Important archeological discovery in Saudi Arabia
Aug 24, 2011
HRH Prince Sultan bin Salman, President of the Saudi Commission for Tourism and Antiquities (SCTA), submitted an important archeological discovery to the Custodian of the Two Holy Mosques, King Abdullah, of rare antiques during recent excavations, which revealed that people in the Arabian Peninsula domesticated horses 9,000 years ago.
The SCTA President stated: "These antiquities proved that [the] Al-Maqar site, in the heart of Saudi Arabia, was the oldest place in the world so far with people people domesticated in horses, in addition these artifacts also manifested the cultural activities of people in the region during the Stone Age."
Prince Sultan highlighted SCTA's efforts to excavate antiquities in various parts of the country, in addition to protecting them in a scientific manner. He also revealed plans to establish new museums in various parts of KSA: "The results of the excavation show that taking care of horses has been an old tradition inherited by Muslims from their forefathers. There is no wonder that during the time of Prophet Mohammed and the Caliphs, special areas had been allocated for breeding and rearing horses."
Professor Ali Al-Ghabban, Vice President of SCTA for antiquities and museums, said the SCTA began excavations in Al-Maqar after receiving information about the area from a Saudi last year, adding Saudi and international experts took part in the excavation.
Professor Ghabban added that DNA and C-14 tests proved that the artifacts found during the excavation were 9,000 years old.
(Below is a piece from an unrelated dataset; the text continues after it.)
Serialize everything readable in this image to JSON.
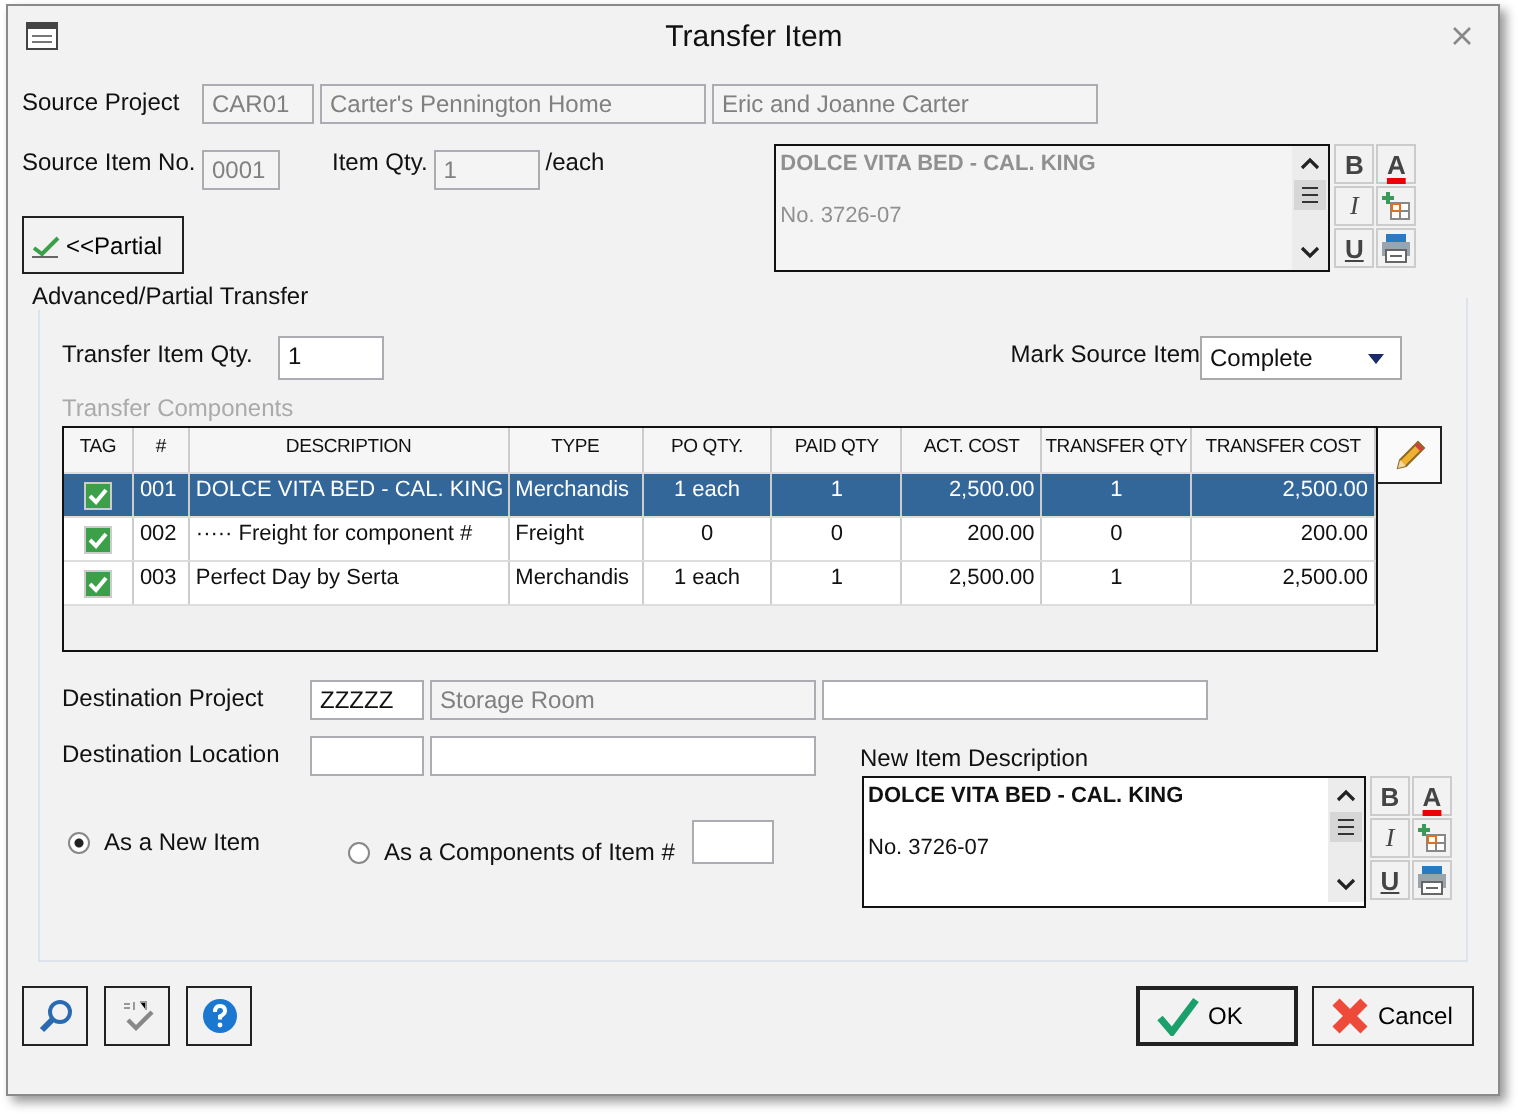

He said the team had found 80 valuable artifacts from the area. Previous excavations showed people in Central Asia took care of horses 5,000 years ago.